Exercise-induced muscle damage (EIMD) is a common condition resulting from a bout of vigorous exercise, particularly if the individual is unaccustomed to performance of the given movement. Symptoms of EIMD include delayed-onset muscle soreness (DOMS) and a loss of physical function.
Nonsteroidal anti-inflammatory drugs (NSAIDs) are routinely prescribed post-exercise to alleviate these symptoms and restore normal physical function.
Of potential concern for those who use NSAIDs to treat EIMD is the possibility that they may impair the adaptive response to exercise. Specifically, there is emerging evidence that the action of cyclo-oxygenase (COX) enzymes, and COX-2 in particular, are important and even necessary to achieve maximal skeletal muscle hypertrophy in response to functional overload. Given that NSAIDs exert their actions by blocking COX and thus suppressing prostaglandin production, a theoretical rationale exists whereby these drugs may have detrimental effects on muscle regeneration and supercompensation. Therefore, the purpose of this article is to extensively review the literature and evaluate the effects of NSAIDs on muscle growth and development.
Based on current evidence, there is little reason to believe that the occasional use of NSAIDs will negatively affect muscle growth, although the efficacy for their use in alleviating inflammatory symptoms remains questionable.
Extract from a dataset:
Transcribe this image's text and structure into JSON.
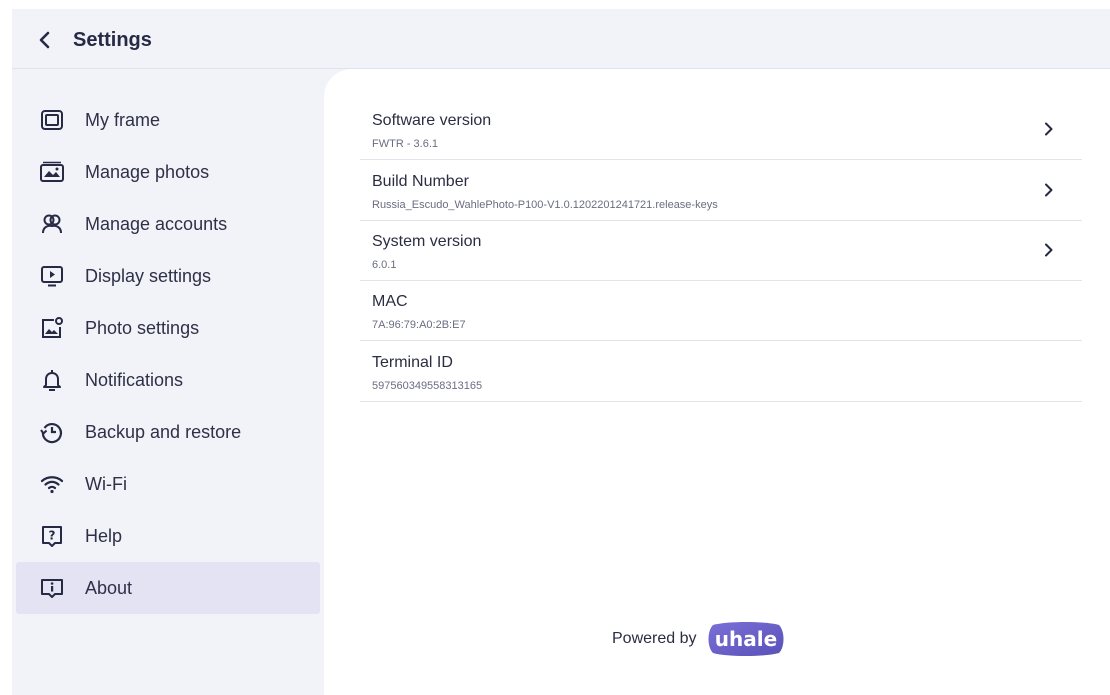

Evidence on the hypertrophic effects of the chronic use of NSAIDs is less clear. In those who are untrained, it does not appear that regular NSAID use will impede growth in the short term, and at least one study indicates that it may in fact have a positive impact.
Given their reported impairment of satellite cell activity, however, longer-term NSAID use may well be detrimental, particularly in those who possess greater growth potential.